Danny Boyle’s little film, Slumdog Millionaire has made it big. With four Golden Globe wins including major ones like Best Film and Best Director it has become something of an Oscar favourite. A film like this would have encouraged yawns from the Indian masses and at best would have received critical nods and intellectual appraisal at film festivals. But then Rahman went and won a Golden Globe and we went a tad berserk that an Indian received an international award, and dreams for India’s first actual Oscar (Satyajit Ray’s was an honorary one, and Aamir was always a non-starter) have resurfaced at an embarrassing level. [Read more →]

January 22, 2009   3 Comments  

Can the Hindi film industry be “modernised”?


"Rab Ne Bana Di Jodi" brings cheer to exhibitors after six months.

According to the widely-circulated Indian business newspaper Economic Times, the Shah Rukh Khan starrer Rab Ne Bana Di Jodi (Dir: Aditya Chopra) has bailed out the Indian exhibition sector. The last film to have given the sector cheer was the August release of Singh is Kinng (Dir: Anees Bazmee). It is impossible to obtain accurate and reliable data on the Indian exhibition sector, but if we go by reports in the business and economic newspapers we get the picture that all is not well with the industry. Discussions about Hindi cinema post-90s is filled with the buzz word — corporatisation. Let us call it modernisation, given the history of discourse about its “backward” or “not-yet” nature. The Economic Times reports sums up the problem of modernisation well: [Read more →]

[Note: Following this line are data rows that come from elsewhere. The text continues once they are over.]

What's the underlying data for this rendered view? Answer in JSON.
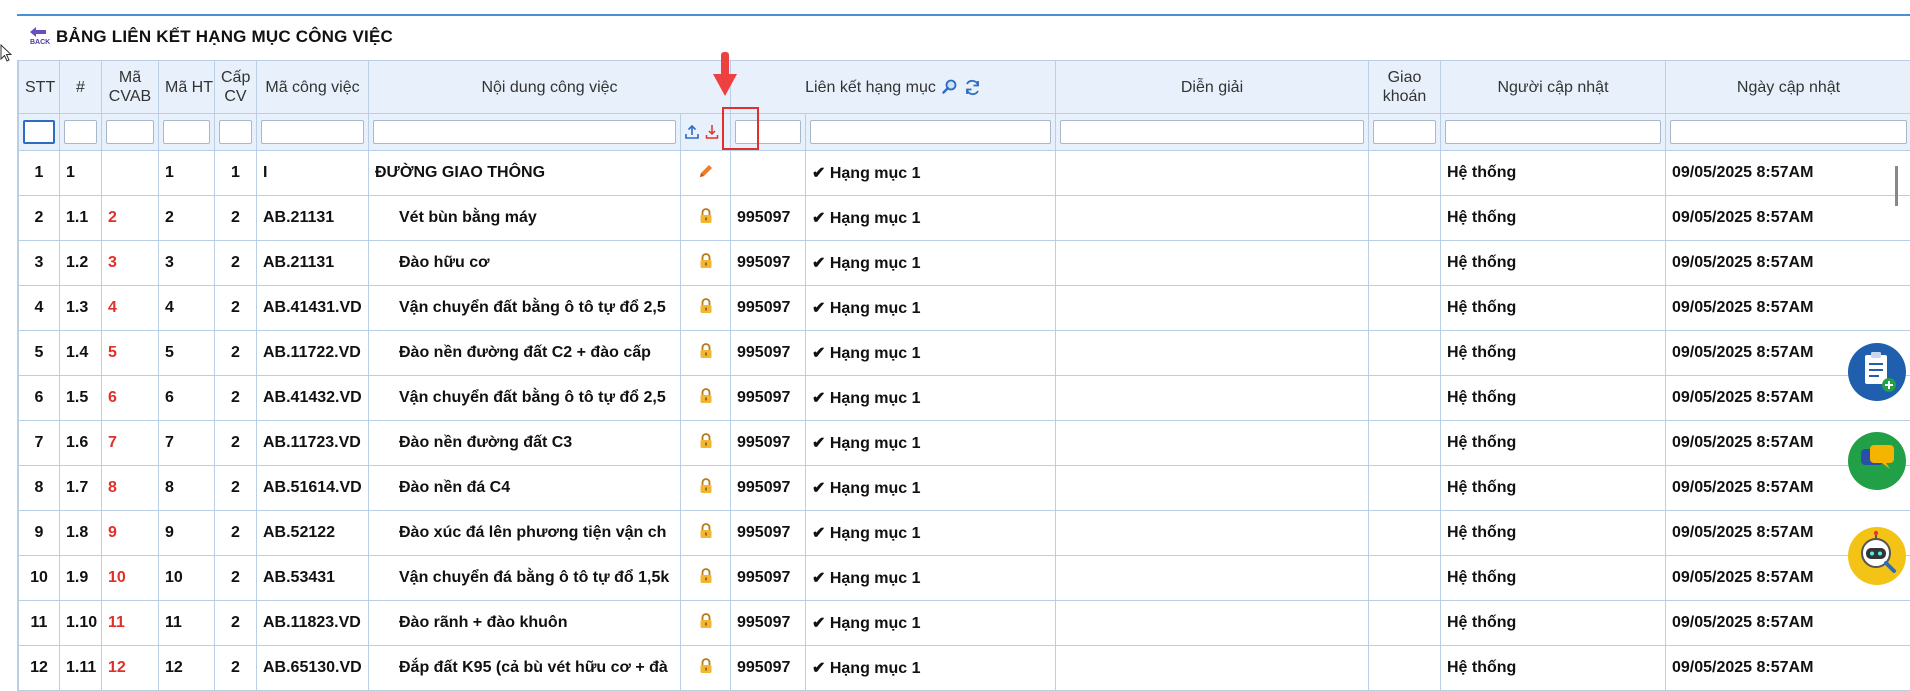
{
  "header": {
    "back_label": "BACK",
    "title": "BẢNG LIÊN KẾT HẠNG MỤC CÔNG VIỆC"
  },
  "columns": {
    "stt": "STT",
    "hash": "#",
    "ma_cvab_1": "Mã",
    "ma_cvab_2": "CVAB",
    "ma_ht": "Mã HT",
    "cap_cv_1": "Cấp",
    "cap_cv_2": "CV",
    "ma_cong_viec": "Mã công việc",
    "noi_dung": "Nội dung công việc",
    "lien_ket": "Liên kết hạng mục",
    "dien_giai": "Diễn giải",
    "giao_khoan_1": "Giao",
    "giao_khoan_2": "khoán",
    "nguoi_cap_nhat": "Người cập nhật",
    "ngay_cap_nhat": "Ngày cập nhật"
  },
  "icons": {
    "back": "back-arrow-icon",
    "search": "search-icon",
    "refresh": "refresh-icon",
    "upload": "upload-icon",
    "download": "download-icon",
    "edit": "pencil-icon",
    "lock": "lock-icon"
  },
  "colors": {
    "accent": "#4a90d9",
    "header_bg": "#e8f1fb",
    "highlight": "#e0302a"
  },
  "rows": [
    {
      "stt": "1",
      "hash": "1",
      "ma_cvab": "",
      "ma_ht": "1",
      "cap": "1",
      "ma_cv": "I",
      "noi_dung": "ĐƯỜNG GIAO THÔNG",
      "status": "edit",
      "lien_ket_code": "",
      "hang_muc": "✔ Hạng mục 1",
      "dien_giai": "",
      "giao_khoan": "",
      "nguoi": "Hệ thống",
      "ngay": "09/05/2025 8:57AM"
    },
    {
      "stt": "2",
      "hash": "1.1",
      "ma_cvab": "2",
      "ma_ht": "2",
      "cap": "2",
      "ma_cv": "AB.21131",
      "noi_dung": "Vét bùn bằng máy",
      "status": "lock",
      "lien_ket_code": "995097",
      "hang_muc": "✔ Hạng mục 1",
      "dien_giai": "",
      "giao_khoan": "",
      "nguoi": "Hệ thống",
      "ngay": "09/05/2025 8:57AM"
    },
    {
      "stt": "3",
      "hash": "1.2",
      "ma_cvab": "3",
      "ma_ht": "3",
      "cap": "2",
      "ma_cv": "AB.21131",
      "noi_dung": "Đào hữu cơ",
      "status": "lock",
      "lien_ket_code": "995097",
      "hang_muc": "✔ Hạng mục 1",
      "dien_giai": "",
      "giao_khoan": "",
      "nguoi": "Hệ thống",
      "ngay": "09/05/2025 8:57AM"
    },
    {
      "stt": "4",
      "hash": "1.3",
      "ma_cvab": "4",
      "ma_ht": "4",
      "cap": "2",
      "ma_cv": "AB.41431.VD",
      "noi_dung": "Vận chuyển đất bằng ô tô tự đổ 2,5",
      "status": "lock",
      "lien_ket_code": "995097",
      "hang_muc": "✔ Hạng mục 1",
      "dien_giai": "",
      "giao_khoan": "",
      "nguoi": "Hệ thống",
      "ngay": "09/05/2025 8:57AM"
    },
    {
      "stt": "5",
      "hash": "1.4",
      "ma_cvab": "5",
      "ma_ht": "5",
      "cap": "2",
      "ma_cv": "AB.11722.VD",
      "noi_dung": "Đào nền đường đất C2 + đào cấp",
      "status": "lock",
      "lien_ket_code": "995097",
      "hang_muc": "✔ Hạng mục 1",
      "dien_giai": "",
      "giao_khoan": "",
      "nguoi": "Hệ thống",
      "ngay": "09/05/2025 8:57AM"
    },
    {
      "stt": "6",
      "hash": "1.5",
      "ma_cvab": "6",
      "ma_ht": "6",
      "cap": "2",
      "ma_cv": "AB.41432.VD",
      "noi_dung": "Vận chuyển đất bằng ô tô tự đổ 2,5",
      "status": "lock",
      "lien_ket_code": "995097",
      "hang_muc": "✔ Hạng mục 1",
      "dien_giai": "",
      "giao_khoan": "",
      "nguoi": "Hệ thống",
      "ngay": "09/05/2025 8:57AM"
    },
    {
      "stt": "7",
      "hash": "1.6",
      "ma_cvab": "7",
      "ma_ht": "7",
      "cap": "2",
      "ma_cv": "AB.11723.VD",
      "noi_dung": "Đào nền đường đất C3",
      "status": "lock",
      "lien_ket_code": "995097",
      "hang_muc": "✔ Hạng mục 1",
      "dien_giai": "",
      "giao_khoan": "",
      "nguoi": "Hệ thống",
      "ngay": "09/05/2025 8:57AM"
    },
    {
      "stt": "8",
      "hash": "1.7",
      "ma_cvab": "8",
      "ma_ht": "8",
      "cap": "2",
      "ma_cv": "AB.51614.VD",
      "noi_dung": "Đào nền đá C4",
      "status": "lock",
      "lien_ket_code": "995097",
      "hang_muc": "✔ Hạng mục 1",
      "dien_giai": "",
      "giao_khoan": "",
      "nguoi": "Hệ thống",
      "ngay": "09/05/2025 8:57AM"
    },
    {
      "stt": "9",
      "hash": "1.8",
      "ma_cvab": "9",
      "ma_ht": "9",
      "cap": "2",
      "ma_cv": "AB.52122",
      "noi_dung": "Đào xúc đá lên phương tiện vận ch",
      "status": "lock",
      "lien_ket_code": "995097",
      "hang_muc": "✔ Hạng mục 1",
      "dien_giai": "",
      "giao_khoan": "",
      "nguoi": "Hệ thống",
      "ngay": "09/05/2025 8:57AM"
    },
    {
      "stt": "10",
      "hash": "1.9",
      "ma_cvab": "10",
      "ma_ht": "10",
      "cap": "2",
      "ma_cv": "AB.53431",
      "noi_dung": "Vận chuyển đá bằng ô tô tự đổ 1,5k",
      "status": "lock",
      "lien_ket_code": "995097",
      "hang_muc": "✔ Hạng mục 1",
      "dien_giai": "",
      "giao_khoan": "",
      "nguoi": "Hệ thống",
      "ngay": "09/05/2025 8:57AM"
    },
    {
      "stt": "11",
      "hash": "1.10",
      "ma_cvab": "11",
      "ma_ht": "11",
      "cap": "2",
      "ma_cv": "AB.11823.VD",
      "noi_dung": "Đào rãnh + đào khuôn",
      "status": "lock",
      "lien_ket_code": "995097",
      "hang_muc": "✔ Hạng mục 1",
      "dien_giai": "",
      "giao_khoan": "",
      "nguoi": "Hệ thống",
      "ngay": "09/05/2025 8:57AM"
    },
    {
      "stt": "12",
      "hash": "1.11",
      "ma_cvab": "12",
      "ma_ht": "12",
      "cap": "2",
      "ma_cv": "AB.65130.VD",
      "noi_dung": "Đắp đất K95 (cả bù vét hữu cơ + đà",
      "status": "lock",
      "lien_ket_code": "995097",
      "hang_muc": "✔ Hạng mục 1",
      "dien_giai": "",
      "giao_khoan": "",
      "nguoi": "Hệ thống",
      "ngay": "09/05/2025 8:57AM"
    }
  ]
}
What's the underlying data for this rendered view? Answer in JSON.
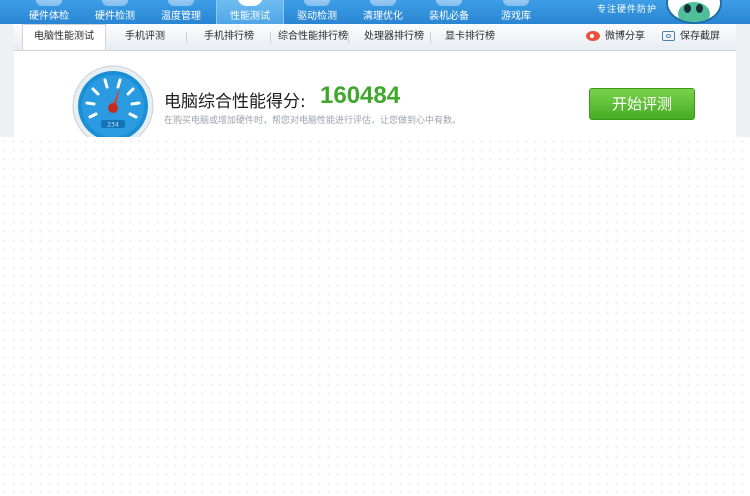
{
  "nav": {
    "items": [
      {
        "label": "硬件体检",
        "icon": "monitor-icon"
      },
      {
        "label": "硬件检测",
        "icon": "hardware-icon"
      },
      {
        "label": "温度管理",
        "icon": "thermometer-icon"
      },
      {
        "label": "性能测试",
        "icon": "speedometer-icon",
        "active": true
      },
      {
        "label": "驱动检测",
        "icon": "driver-icon"
      },
      {
        "label": "清理优化",
        "icon": "broom-icon"
      },
      {
        "label": "装机必备",
        "icon": "shield-icon"
      },
      {
        "label": "游戏库",
        "icon": "gamepad-icon"
      }
    ],
    "slogan": "专注硬件防护",
    "mascot_icon": "mascot-icon"
  },
  "tabs": {
    "items": [
      {
        "label": "电脑性能测试",
        "active": true
      },
      {
        "label": "手机评测"
      },
      {
        "label": "手机排行榜"
      },
      {
        "label": "综合性能排行榜"
      },
      {
        "label": "处理器排行榜"
      },
      {
        "label": "显卡排行榜"
      }
    ],
    "share_label": "微博分享",
    "screenshot_label": "保存截屏"
  },
  "score": {
    "label": "电脑综合性能得分:",
    "value": "160484",
    "description": "在购买电脑或增加硬件时，帮您对电脑性能进行评估，让您做到心中有数。",
    "button_label": "开始评测",
    "gauge_digits": "234"
  },
  "colors": {
    "nav_blue": "#2a86d3",
    "score_green": "#3fa82c",
    "button_green": "#45ad25",
    "gauge_blue": "#1b8fd6",
    "needle_red": "#e23b2a"
  }
}
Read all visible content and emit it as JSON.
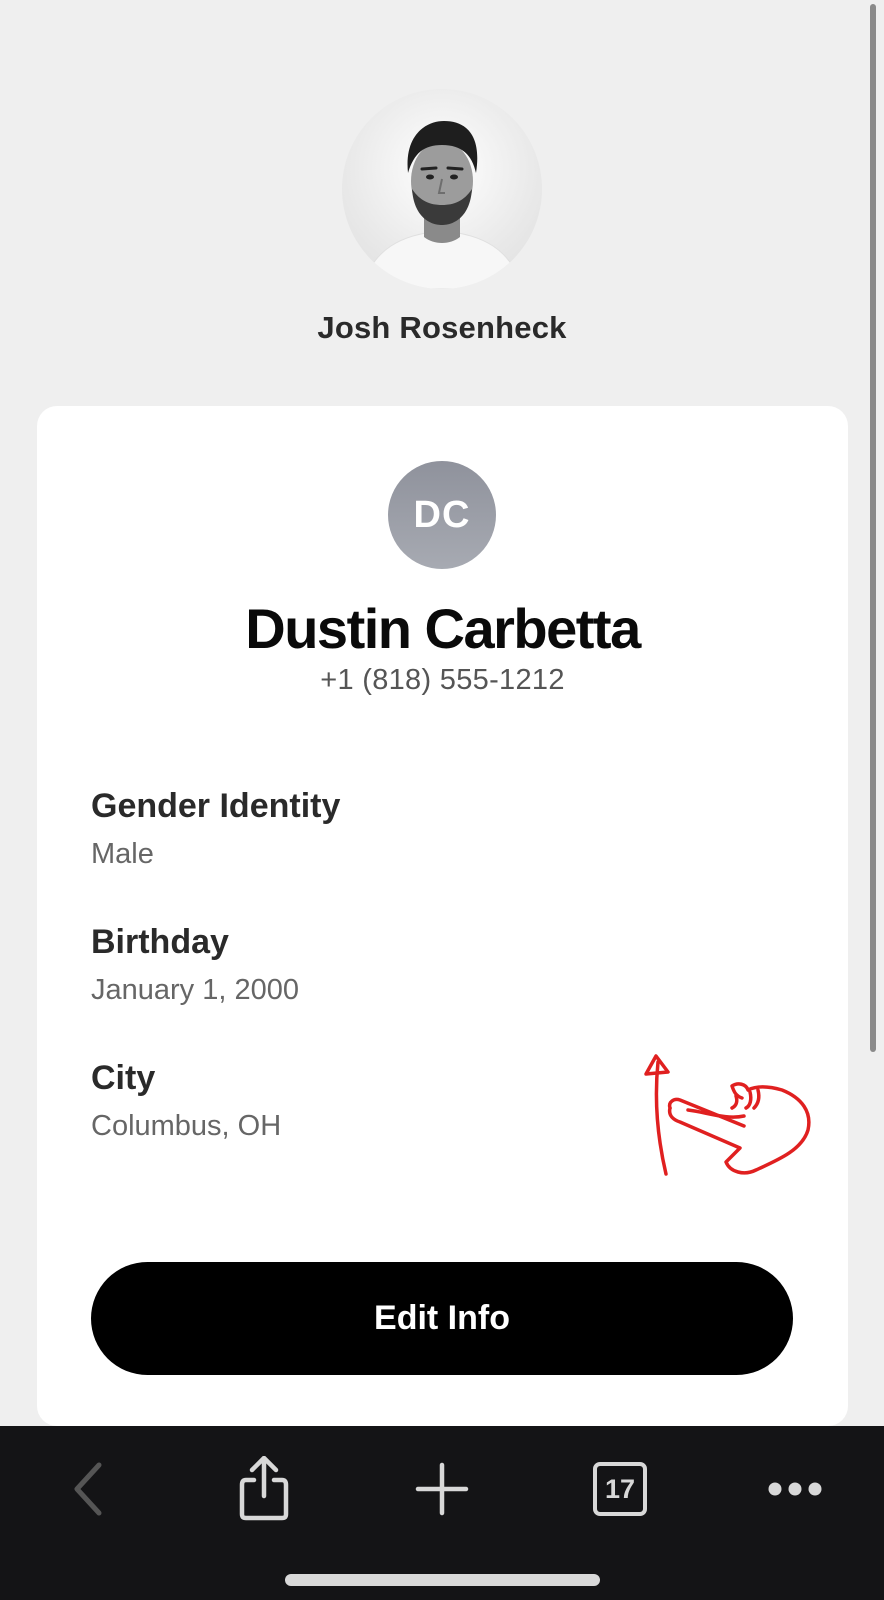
{
  "profile": {
    "name": "Josh Rosenheck"
  },
  "contact": {
    "initials": "DC",
    "name": "Dustin Carbetta",
    "phone": "+1 (818) 555-1212",
    "fields": [
      {
        "label": "Gender Identity",
        "value": "Male"
      },
      {
        "label": "Birthday",
        "value": "January 1, 2000"
      },
      {
        "label": "City",
        "value": "Columbus, OH"
      }
    ],
    "edit_label": "Edit Info"
  },
  "toolbar": {
    "tabs_count": "17",
    "items": [
      "chevron-left-icon",
      "share-icon",
      "plus-icon",
      "tabs-icon",
      "more-icon"
    ]
  },
  "colors": {
    "background": "#efefef",
    "card": "#ffffff",
    "button": "#000000",
    "toolbar": "#141416",
    "annotation": "#e02020",
    "avatar": "#9a9da6"
  }
}
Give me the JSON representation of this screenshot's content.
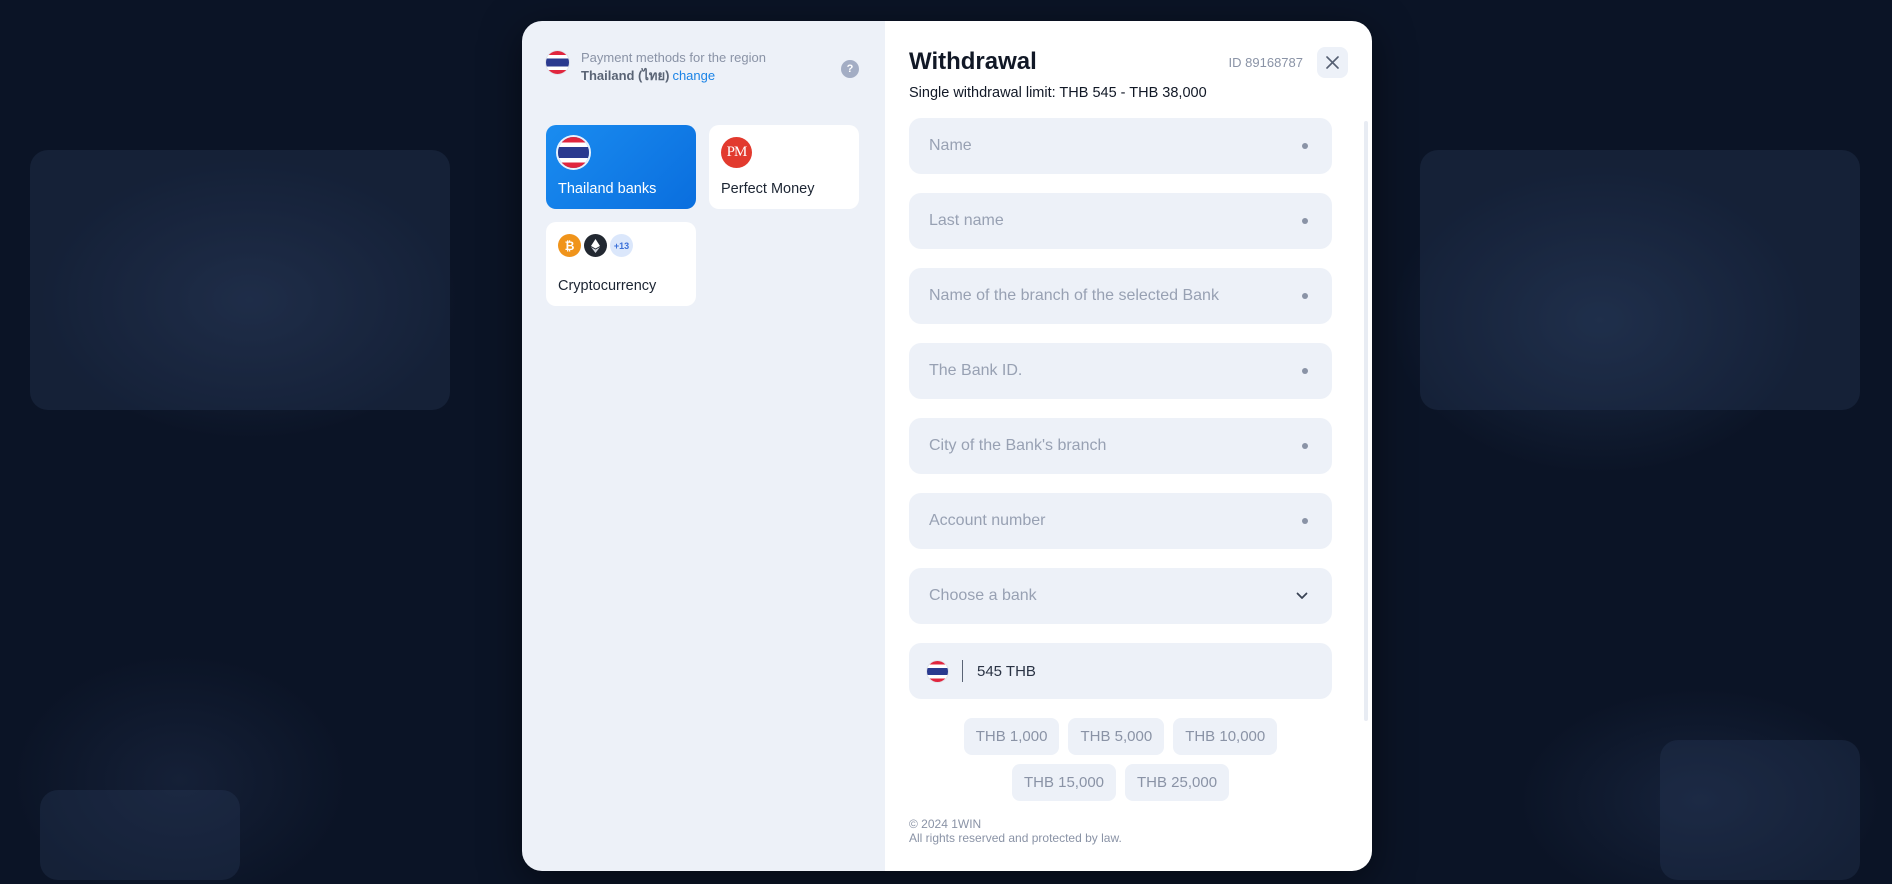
{
  "region": {
    "caption": "Payment methods for the region",
    "name": "Thailand (ไทย)",
    "change_link": "change",
    "help_icon": "?"
  },
  "methods": [
    {
      "label": "Thailand banks",
      "icon": "thailand-flag-icon",
      "active": true
    },
    {
      "label": "Perfect Money",
      "icon": "perfect-money-icon",
      "icon_text": "PM"
    },
    {
      "label": "Cryptocurrency",
      "icons": [
        "bitcoin-icon",
        "ethereum-icon"
      ],
      "more_badge": "+13"
    }
  ],
  "withdrawal": {
    "title": "Withdrawal",
    "user_id": "ID 89168787",
    "limit_text": "Single withdrawal limit: THB 545 - THB 38,000",
    "fields": [
      {
        "placeholder": "Name",
        "required": true
      },
      {
        "placeholder": "Last name",
        "required": true
      },
      {
        "placeholder": "Name of the branch of the selected Bank",
        "required": true
      },
      {
        "placeholder": "The Bank ID.",
        "required": true
      },
      {
        "placeholder": "City of the Bank's branch",
        "required": true
      },
      {
        "placeholder": "Account number",
        "required": true
      }
    ],
    "bank_select": {
      "placeholder": "Choose a bank"
    },
    "amount": {
      "value": "545 THB"
    },
    "presets": [
      "THB 1,000",
      "THB 5,000",
      "THB 10,000",
      "THB 15,000",
      "THB 25,000"
    ]
  },
  "footer": {
    "copyright": "© 2024 1WIN",
    "rights": "All rights reserved and protected by law."
  },
  "colors": {
    "accent": "#1a83e6",
    "active_method": "#0a6ede",
    "field_bg": "#edf1f8",
    "backdrop": "#0b1426"
  }
}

December 18, 2008   No Comments  

Akasmat, Ep02

The second in the series. First one here

December 4, 2008   No Comments